  • From an absolute numbers perspective, the biggest budgets are for the offices of Energy Efficiency and Renewable Energy ($2.79 billion in fiscal year 2020) and Nuclear Energy ($1.5 billion).

Flashback: Congress has passed these increases despite the Trump administration's budget proposals that regularly suggest slashing spending — and sometimes eliminate certain energy research projects altogether.

Yes, but: R&D spending is just one part of a policy agenda pushing clean energy. In other areas, Congress was less supportive. Lawmakers are unlikely to extend several tax incentives for certain technologies, including storage and solar.

What we’re watching: Democratic presidential candidates are calling for far greater federal funding in clean energy, which will largely mean the Energy Department. Joe Biden’s climate plan, for example, includes an estimated $40 billion a year in such investments.

Go deeper: Why clean energy isn’t enough to tackle climate change

Go deeper

20 mins ago - Health

Treasury begins dispersing $350 billion in COVID relief funding to states and localities

Treasury Secretary Janet Yellen.

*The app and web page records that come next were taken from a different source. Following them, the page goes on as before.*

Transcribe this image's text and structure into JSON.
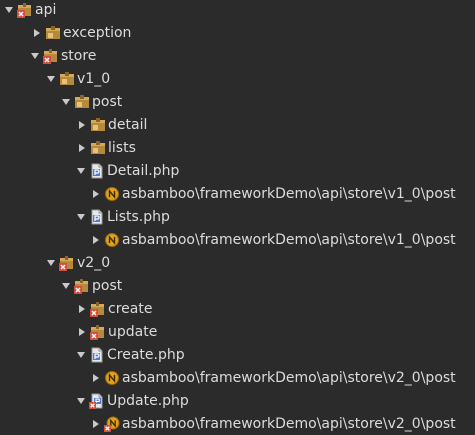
{
  "tree": {
    "items": [
      {
        "label": "api",
        "expanded": true,
        "icon": "package-error-icon"
      },
      {
        "label": "exception",
        "expanded": false,
        "icon": "package-icon"
      },
      {
        "label": "store",
        "expanded": true,
        "icon": "package-error-icon"
      },
      {
        "label": "v1_0",
        "expanded": true,
        "icon": "package-icon"
      },
      {
        "label": "post",
        "expanded": true,
        "icon": "package-icon"
      },
      {
        "label": "detail",
        "expanded": false,
        "icon": "package-icon"
      },
      {
        "label": "lists",
        "expanded": false,
        "icon": "package-icon"
      },
      {
        "label": "Detail.php",
        "expanded": true,
        "icon": "php-file-icon"
      },
      {
        "label": "asbamboo\\frameworkDemo\\api\\store\\v1_0\\post",
        "expanded": false,
        "icon": "namespace-icon"
      },
      {
        "label": "Lists.php",
        "expanded": true,
        "icon": "php-file-icon"
      },
      {
        "label": "asbamboo\\frameworkDemo\\api\\store\\v1_0\\post",
        "expanded": false,
        "icon": "namespace-icon"
      },
      {
        "label": "v2_0",
        "expanded": true,
        "icon": "package-error-icon"
      },
      {
        "label": "post",
        "expanded": true,
        "icon": "package-error-icon"
      },
      {
        "label": "create",
        "expanded": false,
        "icon": "package-error-icon"
      },
      {
        "label": "update",
        "expanded": false,
        "icon": "package-error-icon"
      },
      {
        "label": "Create.php",
        "expanded": true,
        "icon": "php-file-icon"
      },
      {
        "label": "asbamboo\\frameworkDemo\\api\\store\\v2_0\\post",
        "expanded": false,
        "icon": "namespace-icon"
      },
      {
        "label": "Update.php",
        "expanded": true,
        "icon": "php-file-error-icon"
      },
      {
        "label": "asbamboo\\frameworkDemo\\api\\store\\v2_0\\post",
        "expanded": false,
        "icon": "namespace-error-icon"
      }
    ]
  },
  "colors": {
    "background": "#2b2b2b",
    "text": "#dcdcdc",
    "arrow": "#c9c9c9",
    "package_brown": "#b58a3c",
    "error_red": "#d84a3a",
    "php_blue": "#4d7bd1",
    "namespace_orange": "#e2a01a"
  }
}
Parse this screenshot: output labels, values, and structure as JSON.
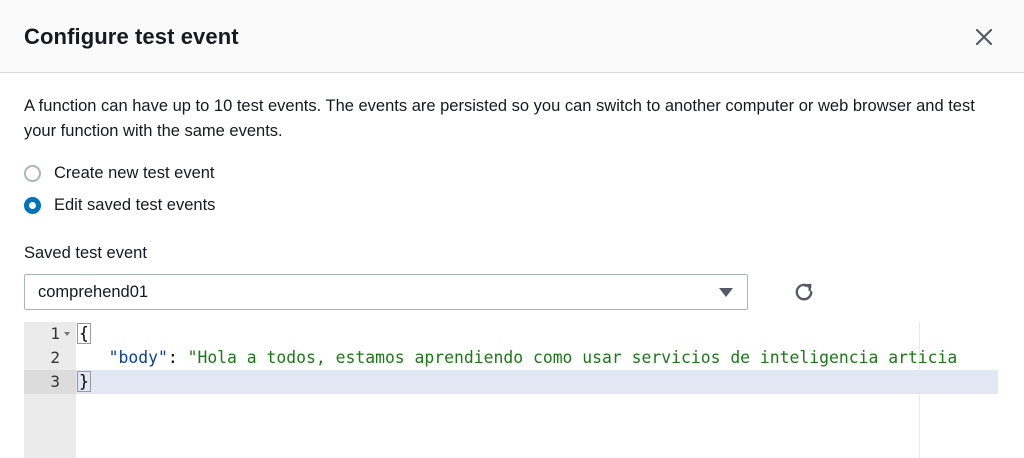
{
  "dialog": {
    "title": "Configure test event",
    "close_icon": "close-icon"
  },
  "description": "A function can have up to 10 test events. The events are persisted so you can switch to another computer or web browser and test your function with the same events.",
  "options": [
    {
      "label": "Create new test event",
      "checked": false
    },
    {
      "label": "Edit saved test events",
      "checked": true
    }
  ],
  "saved_event": {
    "label": "Saved test event",
    "selected": "comprehend01",
    "caret_icon": "caret-down-icon",
    "refresh_icon": "refresh-icon"
  },
  "editor": {
    "lines": [
      {
        "number": "1",
        "text": "{"
      },
      {
        "number": "2",
        "key": "\"body\"",
        "sep": ": ",
        "value": "\"Hola a todos, estamos aprendiendo como usar servicios de inteligencia articia"
      },
      {
        "number": "3",
        "text": "}"
      }
    ],
    "colors": {
      "key": "#0d3ea0",
      "string": "#1a7a15",
      "active_line": "#e2e8f3",
      "gutter": "#ebebeb"
    }
  },
  "colors": {
    "accent": "#0073bb",
    "text": "#16191f",
    "border": "#aab7b8"
  }
}
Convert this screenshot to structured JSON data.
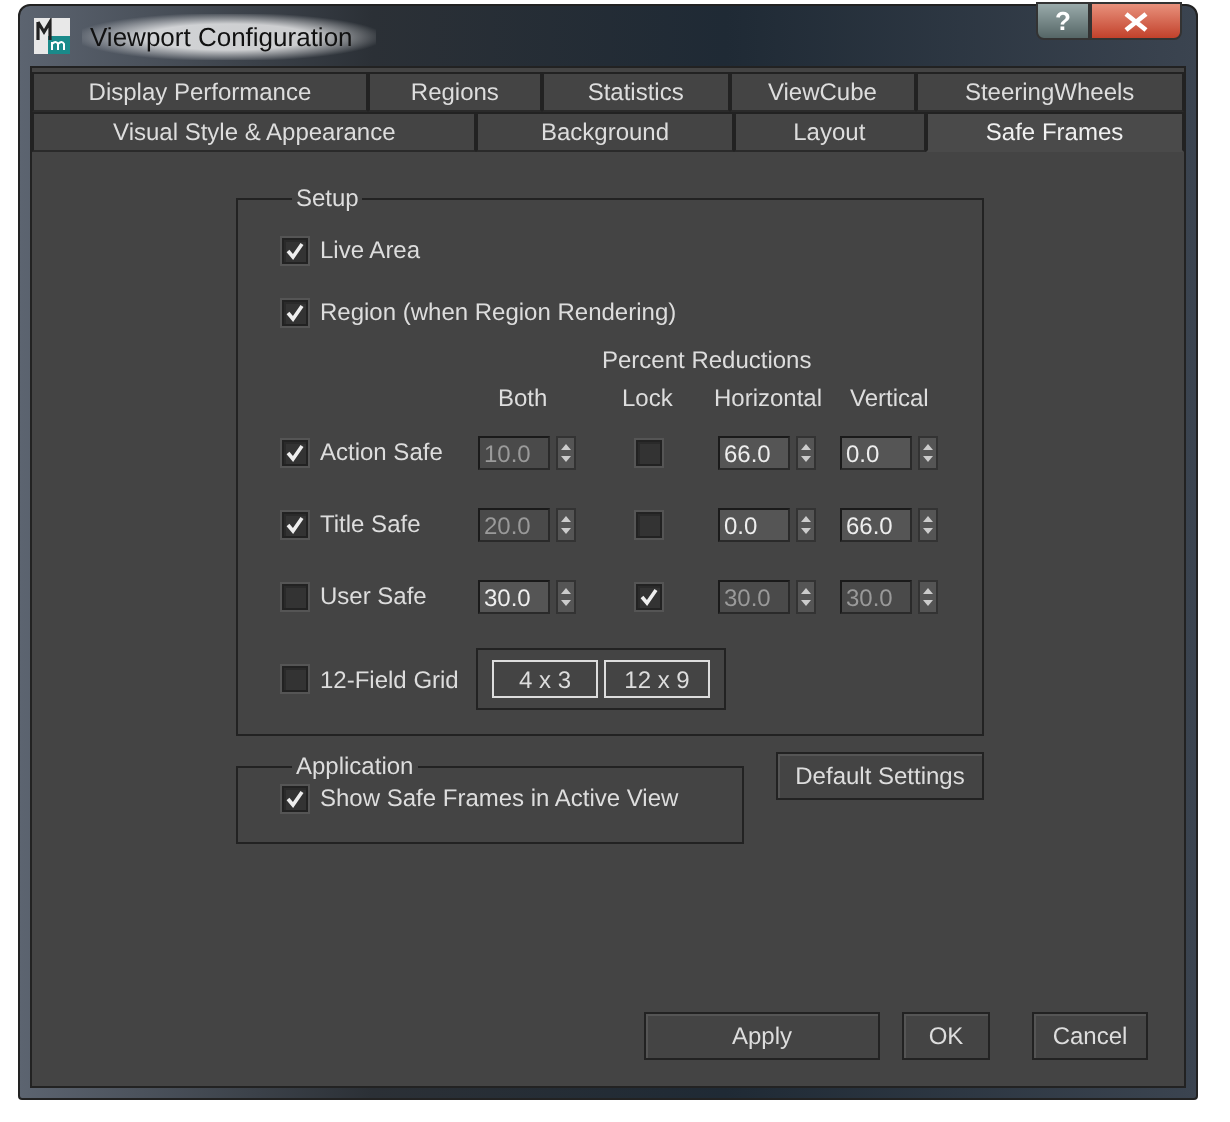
{
  "window": {
    "title": "Viewport Configuration",
    "help_button": "?"
  },
  "tab_rows": [
    [
      {
        "label": "Display Performance",
        "selected": false
      },
      {
        "label": "Regions",
        "selected": false
      },
      {
        "label": "Statistics",
        "selected": false
      },
      {
        "label": "ViewCube",
        "selected": false
      },
      {
        "label": "SteeringWheels",
        "selected": false
      }
    ],
    [
      {
        "label": "Visual Style & Appearance",
        "selected": false
      },
      {
        "label": "Background",
        "selected": false
      },
      {
        "label": "Layout",
        "selected": false
      },
      {
        "label": "Safe Frames",
        "selected": true
      }
    ]
  ],
  "setup": {
    "title": "Setup",
    "options": [
      {
        "label": "Live Area",
        "checked": true
      },
      {
        "label": "Region (when Region Rendering)",
        "checked": true
      }
    ],
    "group_heading": "Percent Reductions",
    "columns": [
      "Both",
      "Lock",
      "Horizontal",
      "Vertical"
    ],
    "frames": [
      {
        "label": "Action Safe",
        "checked": true,
        "both": {
          "value": "10.0",
          "disabled": true
        },
        "lock": false,
        "horizontal": {
          "value": "66.0",
          "disabled": false
        },
        "vertical": {
          "value": "0.0",
          "disabled": false
        }
      },
      {
        "label": "Title Safe",
        "checked": true,
        "both": {
          "value": "20.0",
          "disabled": true
        },
        "lock": false,
        "horizontal": {
          "value": "0.0",
          "disabled": false
        },
        "vertical": {
          "value": "66.0",
          "disabled": false
        }
      },
      {
        "label": "User Safe",
        "checked": false,
        "both": {
          "value": "30.0",
          "disabled": false
        },
        "lock": true,
        "horizontal": {
          "value": "30.0",
          "disabled": true
        },
        "vertical": {
          "value": "30.0",
          "disabled": true
        }
      }
    ],
    "grid": {
      "label": "12-Field Grid",
      "checked": false,
      "buttons": [
        "4 x 3",
        "12 x 9"
      ]
    }
  },
  "application": {
    "title": "Application",
    "options": [
      {
        "label": "Show Safe Frames in Active View",
        "checked": true
      }
    ]
  },
  "default_button": "Default Settings",
  "buttons": [
    "Apply",
    "OK",
    "Cancel"
  ]
}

Photo: Tasos Katopodis/UPI/Bloomberg via Getty Images

The U.S. Treasury on Monday began giving state and local governments access to $350 billion in emergency funding from the American Rescue Plan, the department announced Monday.

Why it matters: Though the money is aimed at helping state, local, territorial and tribal governments recover from the pandemic's economic fallout, the administration will generally give them wide latitude on how they can use the funds.

Game developers break silence around salaries

Illustration: Annelise Capossela/Axios

Developers are sharing their salaries on Twitter under the hashtag #GameDevPaidMe to encourage pay transparency in their industry.

The big picture: The hashtag started circulating last year, but has returned periodically as developers fight for better working conditions. Salary sharing is a way to equalize the field. By removing the secrecy, as well as the stigma, around discussing pay, workers have more power to advocate for themselves when negotiating salaries and raises.

47 mins ago - World

Jerusalem crisis: Hamas fires rockets, Israel begins military campaign

Palestinian protesters and an Israeli police officer near the Damascus Gate. Photo: Amir Levy/Getty Images

Days of tensions in Jerusalem escalated into an exchange of fire on Monday, as Hamas fired dozens of rockets toward Israel and the Israeli military responded with strikes of its own and said it was preparing for a military operation that could last several days.

Why it matters: This is the first time Hamas has fired rockets at Jerusalem since 2014, and the most serious escalation between the Israelis and Palestinians in many months. It comes during the most sensitive days on the calendar — the last days of Ramadan and the Jerusalem Day commemoration on Monday — and amid political crises in both countries.